reference to certain schemes, the retiring vice-president
of the Education Board gave notice of a Bill to enlarge
the forty days to four months, so that such intended
addresses should not be prejudiced by the delay occa-
sioned by this political exigency. 1

On March 17 both Houses were informed that the
queen had sent for Mr. Disraeli, who was ready to
undertake, but had been obliged to relinquish his
attempt, to form an administration, and that Mr.
Gladstone had been invited to resume office. Under
these circumstances a further adjournment took place
until March 20. On that day fuller explanations were

Hans. D. v. 214, p. 1421. y Ib. p. 1869.

Ib. p. 1868. * Ib. pp. 1909-1912.


1873. given by and on behalf of Mr. Gladstone and Mr.
Disraeli, from which it appeared that, while Mr. Dis-
raeli was confident of his ability to form an efficient
administration, he could not undertake the conduct of
public business in the present House of Commons. He
stated, in justification of this conclusion, that the
adverse vote on the Irish University Bill had been
decided against the ministry by the unexpected com-
bination of Irish Eoman Catholic members (who it had
been anticipated would support the Government) with
the Conservative party, who themselves opposed the
Bill on the ground that it sacrificed the educational
interests of Ireland to the claims of the Eoman Catholic
hierarchy. That a large section of the Liberal party
had also opposed the Bill on the same grounds. The
general unpopularity of this Bill, and the discordant
elements that had combined to reject it, scarcely
seemed to justify (in Mr. Disraeli's opinion) the course
pursued by the ministry in resigning upon its defeat.
There being no common bond of union between Mr.
Disraeli and the majority of the House who rejected
this Bill, he could not expect to be able to carry on the
public business with the existing House of Commons.
Neither was he prepared at once to advise a dissolu-
tion of Parliament, although her Majesty freely offered
him this alternative. For he did not think it at all
desirable to dissolve on the Irish University Bill, and
he was not at present prepared with ' a matured policy
to present to the people ' in case of a dissolution.

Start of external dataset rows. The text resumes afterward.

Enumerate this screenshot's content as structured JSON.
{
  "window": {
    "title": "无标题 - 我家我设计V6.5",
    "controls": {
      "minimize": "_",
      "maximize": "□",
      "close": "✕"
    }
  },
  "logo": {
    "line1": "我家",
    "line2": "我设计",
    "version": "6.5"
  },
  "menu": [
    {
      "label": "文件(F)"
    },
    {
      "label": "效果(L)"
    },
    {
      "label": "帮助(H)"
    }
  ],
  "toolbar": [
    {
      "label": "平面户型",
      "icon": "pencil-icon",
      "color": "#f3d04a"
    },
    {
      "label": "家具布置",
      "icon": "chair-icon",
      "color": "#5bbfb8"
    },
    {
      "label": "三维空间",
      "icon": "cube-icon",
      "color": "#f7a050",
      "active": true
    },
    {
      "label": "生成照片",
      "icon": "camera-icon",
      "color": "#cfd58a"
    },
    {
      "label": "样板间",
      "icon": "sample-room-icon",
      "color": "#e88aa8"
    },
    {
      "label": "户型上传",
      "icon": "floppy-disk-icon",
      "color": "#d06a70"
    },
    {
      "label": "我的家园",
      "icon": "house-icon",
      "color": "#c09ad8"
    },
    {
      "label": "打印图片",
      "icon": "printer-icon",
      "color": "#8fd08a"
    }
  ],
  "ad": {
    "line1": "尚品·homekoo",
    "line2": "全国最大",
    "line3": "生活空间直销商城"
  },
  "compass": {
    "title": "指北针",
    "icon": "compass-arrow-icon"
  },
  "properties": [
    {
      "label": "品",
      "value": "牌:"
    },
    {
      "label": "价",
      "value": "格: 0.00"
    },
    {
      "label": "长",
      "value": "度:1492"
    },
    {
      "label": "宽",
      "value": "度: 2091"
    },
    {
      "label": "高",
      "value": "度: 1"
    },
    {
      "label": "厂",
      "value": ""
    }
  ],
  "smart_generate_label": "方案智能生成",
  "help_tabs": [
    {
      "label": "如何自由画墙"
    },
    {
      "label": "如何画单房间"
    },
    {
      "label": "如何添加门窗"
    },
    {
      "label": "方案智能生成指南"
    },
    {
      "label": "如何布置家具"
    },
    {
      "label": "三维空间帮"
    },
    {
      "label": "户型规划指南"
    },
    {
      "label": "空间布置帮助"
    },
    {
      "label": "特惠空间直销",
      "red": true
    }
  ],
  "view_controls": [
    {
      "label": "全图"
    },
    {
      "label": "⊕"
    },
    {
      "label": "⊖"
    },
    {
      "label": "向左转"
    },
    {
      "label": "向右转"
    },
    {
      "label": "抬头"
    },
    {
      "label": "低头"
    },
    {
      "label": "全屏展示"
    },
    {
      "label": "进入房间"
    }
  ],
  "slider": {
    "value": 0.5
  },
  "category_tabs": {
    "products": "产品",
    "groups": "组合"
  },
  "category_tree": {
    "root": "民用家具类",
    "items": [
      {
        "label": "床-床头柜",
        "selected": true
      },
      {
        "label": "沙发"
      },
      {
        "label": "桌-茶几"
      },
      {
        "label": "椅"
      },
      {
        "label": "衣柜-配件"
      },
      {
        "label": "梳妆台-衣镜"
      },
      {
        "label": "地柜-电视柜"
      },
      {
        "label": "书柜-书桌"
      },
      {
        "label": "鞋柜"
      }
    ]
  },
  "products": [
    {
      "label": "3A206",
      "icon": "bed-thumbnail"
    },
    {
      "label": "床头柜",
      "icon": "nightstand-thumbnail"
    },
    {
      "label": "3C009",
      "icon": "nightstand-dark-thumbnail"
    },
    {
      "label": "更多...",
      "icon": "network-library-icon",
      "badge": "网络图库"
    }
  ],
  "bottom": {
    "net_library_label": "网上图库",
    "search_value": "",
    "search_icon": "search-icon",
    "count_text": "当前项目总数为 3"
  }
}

So
much indispensable business remained to be disposed
of, that if the Conservative party had accepted office
they would have had to conduct the affairs of Govern-
ment in the House of Commons for the duration of a
session of no ordinary length, with a large majority
arrayed against them, and liable (if not to wholesale
censure in the shape of a vote of want of confidence)
to daily humiliations and obstructions. They would


have been obliged (in view of a dissolution at the 1373.
earliest possible period) to accept the estimates of
their predecessors, which, as a general rule, was highly
objectionable. ' Nothing but a political exigency,
nothing but the existence of a question on which the

Online LibraryAlpheus ToddOn parliamentary government in England : its origin, development, and practical operation (Volume 1) → online text (page 23 of 85)